To do - Nothing but an exact copy of the listing should be given.
•••••
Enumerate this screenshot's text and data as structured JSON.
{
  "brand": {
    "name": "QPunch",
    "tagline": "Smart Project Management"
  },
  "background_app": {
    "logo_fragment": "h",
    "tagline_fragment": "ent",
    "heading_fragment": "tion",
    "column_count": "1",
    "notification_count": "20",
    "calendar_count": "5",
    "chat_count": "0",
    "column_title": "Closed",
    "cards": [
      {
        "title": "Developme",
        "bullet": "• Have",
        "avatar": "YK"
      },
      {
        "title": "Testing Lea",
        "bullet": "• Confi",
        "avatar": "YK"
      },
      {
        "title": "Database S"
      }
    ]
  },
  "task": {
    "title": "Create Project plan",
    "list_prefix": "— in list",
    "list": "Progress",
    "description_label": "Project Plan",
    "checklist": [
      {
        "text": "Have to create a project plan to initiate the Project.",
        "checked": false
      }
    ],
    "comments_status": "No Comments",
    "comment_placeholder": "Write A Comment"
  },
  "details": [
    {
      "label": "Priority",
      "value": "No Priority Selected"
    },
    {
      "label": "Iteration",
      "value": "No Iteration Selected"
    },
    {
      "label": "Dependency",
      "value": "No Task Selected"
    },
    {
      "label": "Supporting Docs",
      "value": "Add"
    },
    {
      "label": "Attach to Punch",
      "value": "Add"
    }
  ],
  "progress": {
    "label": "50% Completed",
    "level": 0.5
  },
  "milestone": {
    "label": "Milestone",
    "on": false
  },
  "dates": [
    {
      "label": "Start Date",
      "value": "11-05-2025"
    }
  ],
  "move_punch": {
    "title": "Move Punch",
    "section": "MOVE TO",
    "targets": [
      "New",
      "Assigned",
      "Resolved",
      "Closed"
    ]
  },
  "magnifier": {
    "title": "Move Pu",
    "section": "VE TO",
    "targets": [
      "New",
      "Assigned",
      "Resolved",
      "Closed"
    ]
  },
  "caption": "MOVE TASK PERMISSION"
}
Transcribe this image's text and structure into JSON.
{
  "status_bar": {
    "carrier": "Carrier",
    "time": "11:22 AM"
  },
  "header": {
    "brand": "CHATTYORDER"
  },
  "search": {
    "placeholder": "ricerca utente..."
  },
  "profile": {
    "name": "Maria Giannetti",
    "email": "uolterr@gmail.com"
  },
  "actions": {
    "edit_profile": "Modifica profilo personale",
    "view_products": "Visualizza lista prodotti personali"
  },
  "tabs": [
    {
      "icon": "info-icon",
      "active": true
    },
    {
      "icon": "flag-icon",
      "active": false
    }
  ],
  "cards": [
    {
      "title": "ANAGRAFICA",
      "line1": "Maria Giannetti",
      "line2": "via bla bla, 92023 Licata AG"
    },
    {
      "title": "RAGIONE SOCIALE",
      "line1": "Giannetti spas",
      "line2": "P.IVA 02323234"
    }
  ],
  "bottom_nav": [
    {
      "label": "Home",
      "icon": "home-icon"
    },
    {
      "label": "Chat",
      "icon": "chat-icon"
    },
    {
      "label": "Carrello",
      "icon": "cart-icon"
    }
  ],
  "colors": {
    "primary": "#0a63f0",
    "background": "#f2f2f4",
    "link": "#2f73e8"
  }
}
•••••
Answer below -
Enumerate this screenshot's text and data as structured JSON.
{
  "brand": {
    "name": "QPunch",
    "tagline": "Smart Project Management"
  },
  "background_app": {
    "logo_fragment": "h",
    "tagline_fragment": "ent",
    "heading_fragment": "tion",
    "column_count": "1",
    "notification_count": "20",
    "calendar_count": "5",
    "chat_count": "0",
    "column_title": "Closed",
    "cards": [
      {
        "title": "Developme",
        "bullet": "• Have",
        "avatar": "YK"
      },
      {
        "title": "Testing Lea",
        "bullet": "• Confi",
        "avatar": "YK"
      },
      {
        "title": "Database S"
      }
    ]
  },
  "task": {
    "title": "Create Project plan",
    "list_prefix": "— in list",
    "list": "Progress",
    "description_label": "Project Plan",
    "checklist": [
      {
        "text": "Have to create a project plan to initiate the Project.",
        "checked": false
      }
    ],
    "comments_status": "No Comments",
    "comment_placeholder": "Write A Comment"
  },
  "details": [
    {
      "label": "Priority",
      "value": "No Priority Selected"
    },
    {
      "label": "Iteration",
      "value": "No Iteration Selected"
    },
    {
      "label": "Dependency",
      "value": "No Task Selected"
    },
    {
      "label": "Supporting Docs",
      "value": "Add"
    },
    {
      "label": "Attach to Punch",
      "value": "Add"
    }
  ],
  "progress": {
    "label": "50% Completed",
    "level": 0.5
  },
  "milestone": {
    "label": "Milestone",
    "on": false
  },
  "dates": [
    {
      "label": "Start Date",
      "value": "11-05-2025"
    }
  ],
  "move_punch": {
    "title": "Move Punch",
    "section": "MOVE TO",
    "targets": [
      "New",
      "Assigned",
      "Resolved",
      "Closed"
    ]
  },
  "magnifier": {
    "title": "Move Pu",
    "section": "VE TO",
    "targets": [
      "New",
      "Assigned",
      "Resolved",
      "Closed"
    ]
  },
  "caption": "MOVE TASK PERMISSION"
}
Transcribe this image's text and structure into JSON.
{
  "status_bar": {
    "carrier": "Carrier",
    "time": "11:22 AM"
  },
  "header": {
    "brand": "CHATTYORDER"
  },
  "search": {
    "placeholder": "ricerca utente..."
  },
  "profile": {
    "name": "Maria Giannetti",
    "email": "uolterr@gmail.com"
  },
  "actions": {
    "edit_profile": "Modifica profilo personale",
    "view_products": "Visualizza lista prodotti personali"
  },
  "tabs": [
    {
      "icon": "info-icon",
      "active": true
    },
    {
      "icon": "flag-icon",
      "active": false
    }
  ],
  "cards": [
    {
      "title": "ANAGRAFICA",
      "line1": "Maria Giannetti",
      "line2": "via bla bla, 92023 Licata AG"
    },
    {
      "title": "RAGIONE SOCIALE",
      "line1": "Giannetti spas",
      "line2": "P.IVA 02323234"
    }
  ],
  "bottom_nav": [
    {
      "label": "Home",
      "icon": "home-icon"
    },
    {
      "label": "Chat",
      "icon": "chat-icon"
    },
    {
      "label": "Carrello",
      "icon": "cart-icon"
    }
  ],
  "colors": {
    "primary": "#0a63f0",
    "background": "#f2f2f4",
    "link": "#2f73e8"
  }
}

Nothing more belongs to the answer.